In Firefly, "The Train Job," when Jayne is telling Wash they're going to finish the job or he's going beat Wash with the chain of command, then goes crazy and slumps over, unconscious. Tell me that wasn't hilarious.
"I got stabbed, right here...."
River slashing Jayne across the chest. Come on, that was hilarious.
And in The Movie, River punching Simon in the throat and then knocking him out.
River. Maidenhead Bar Brawl. Both the beatdown and the Ball grab.
Acknowledged in-universe as such.
Wash: Start with the part where Jayne gets knocked out by a 90-pound girl 'cause... I don't think that's ever getting old.
Also, Cameron gets a face full of windshield from a moving car. Her only reaction is to look through the broken windshield at the shocked driver and say "Please remain calm."
This is actually a recurring theme in the Terminator franchise, used to emphasize the non-human nature of the titular characters. Terminators are frequently shown to endure physical punishment which would cause very severe (even life threatening) injuries if it happened to a human, yet they not only walk away uninjured, but they don't even react to what just happened to them.
In one of Ellen Degeneres's standup routines, she subverts this trope by poking fun at the fact that we're all supposed to laugh at our own injuries; she mimes accidentally running into a glass door and trying to make it sound like it was hilarious, then asks aloud "Is that my eye? I think I lost my eye! Ha ha ha!"
MythBusters: Every time Tory or Adam gets injured (which is almost all the time), you can bet that it will be funny.
With Adam, it's his over-the-top reactions; with Tory, it's the fact that he so rarely gets seriously hurt. Case in point for Tory: The infamous bike crash in "Driveshaft Pole-vault". Initially it looked scary, and would have remained that way had Tory not immediately sat up and said (almost nonchalantly) "I'm okay."
Subverted in episode 29 of the 2005 season, "Cooling a Six Pack." Adam was going to touch a replica of the Ark of the Covenant hooked up to ancient batteries (It Makes Sense in Context) and report on the shock he received. One of the producers convinced the Build Team to hook up a powerful battery to it, because he thought it would be good television. Cue Adam becoming very angry (extra jarring because he is Fun Personified and is NEVER angry), and nobody, not even the cameramen, would follow him after that. That particular producer was released from his duties shortly after.

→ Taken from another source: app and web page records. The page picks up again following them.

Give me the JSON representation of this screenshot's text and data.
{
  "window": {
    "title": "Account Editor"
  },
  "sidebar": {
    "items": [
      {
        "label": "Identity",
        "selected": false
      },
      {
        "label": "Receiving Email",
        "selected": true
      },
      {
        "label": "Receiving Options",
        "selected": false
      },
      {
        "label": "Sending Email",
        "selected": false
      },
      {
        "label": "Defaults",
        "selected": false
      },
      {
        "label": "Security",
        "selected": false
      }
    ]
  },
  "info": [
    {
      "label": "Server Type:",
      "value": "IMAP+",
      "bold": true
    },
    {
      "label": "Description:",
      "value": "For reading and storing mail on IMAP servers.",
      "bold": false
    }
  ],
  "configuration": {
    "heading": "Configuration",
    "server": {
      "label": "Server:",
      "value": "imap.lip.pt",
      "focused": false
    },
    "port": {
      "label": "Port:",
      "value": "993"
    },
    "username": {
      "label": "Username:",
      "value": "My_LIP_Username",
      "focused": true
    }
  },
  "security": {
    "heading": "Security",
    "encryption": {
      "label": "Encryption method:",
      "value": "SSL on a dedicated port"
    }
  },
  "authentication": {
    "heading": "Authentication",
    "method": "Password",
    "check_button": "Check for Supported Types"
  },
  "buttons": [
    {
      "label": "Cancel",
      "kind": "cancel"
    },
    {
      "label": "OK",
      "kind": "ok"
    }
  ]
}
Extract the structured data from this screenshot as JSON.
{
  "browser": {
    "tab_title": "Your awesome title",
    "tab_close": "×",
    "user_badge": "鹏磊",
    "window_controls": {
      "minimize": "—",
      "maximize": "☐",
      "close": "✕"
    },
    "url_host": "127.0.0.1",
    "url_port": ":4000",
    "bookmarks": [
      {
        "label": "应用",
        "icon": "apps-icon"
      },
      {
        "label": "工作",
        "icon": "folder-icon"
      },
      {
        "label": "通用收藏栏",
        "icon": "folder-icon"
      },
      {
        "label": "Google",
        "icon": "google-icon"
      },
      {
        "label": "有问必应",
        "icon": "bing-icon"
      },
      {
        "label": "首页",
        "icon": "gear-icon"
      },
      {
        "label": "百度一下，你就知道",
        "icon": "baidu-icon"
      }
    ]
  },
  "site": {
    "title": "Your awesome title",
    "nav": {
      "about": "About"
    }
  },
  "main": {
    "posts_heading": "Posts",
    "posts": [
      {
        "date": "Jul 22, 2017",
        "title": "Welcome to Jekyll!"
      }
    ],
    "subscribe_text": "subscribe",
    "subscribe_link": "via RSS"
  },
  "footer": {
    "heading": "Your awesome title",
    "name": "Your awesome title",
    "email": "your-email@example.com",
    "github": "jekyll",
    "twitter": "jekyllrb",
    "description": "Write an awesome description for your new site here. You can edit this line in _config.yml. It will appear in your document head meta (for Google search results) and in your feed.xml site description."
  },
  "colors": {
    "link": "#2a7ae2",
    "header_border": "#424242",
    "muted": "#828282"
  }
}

Angel: The Double Standard is averted in the fourth season. Toward the end of the season, Cordelia has been revealed as the big bad, and whenever she inflicts violence, it's portrayed as evil, especially against the supremely naive Connor. Then she turns around and tries to play up all the expected tropes, nicely subverting them.
In one episode he accidentally causes Brad's current girlfriend to hurt her leg and take a trip to hospital. According to the nurse he makes a trip there on average once a week (the same hospital also being the first number on speed-dial because Jill has to call them so often), the huge folder the nurse shows them is only Tim's folder for that month, and that when he's there for the girlfriend it's the first time he's ever been to hospital without being the injured one... and then he walks into a door and breaks his nose.
Jeff is pretty much the show's resident Butt Monkey. Among others, he's been tranq'ed repeatedly (and as with Casey, he can take a ton of them before going down because of all the drugs he's done in his past giving him a tolerance for them), the first Christmas episode made a Running Gag of him getting whacked in the head (bullhorns, boxes, someone using a bullhorn in his face and knocking him flat...), and his suffering brain damage due to carbon monoxide poisoning from sleeping in his van is played for laughs. Chances are if someone is going to be injured in hilarious ways, it's probably Jeff.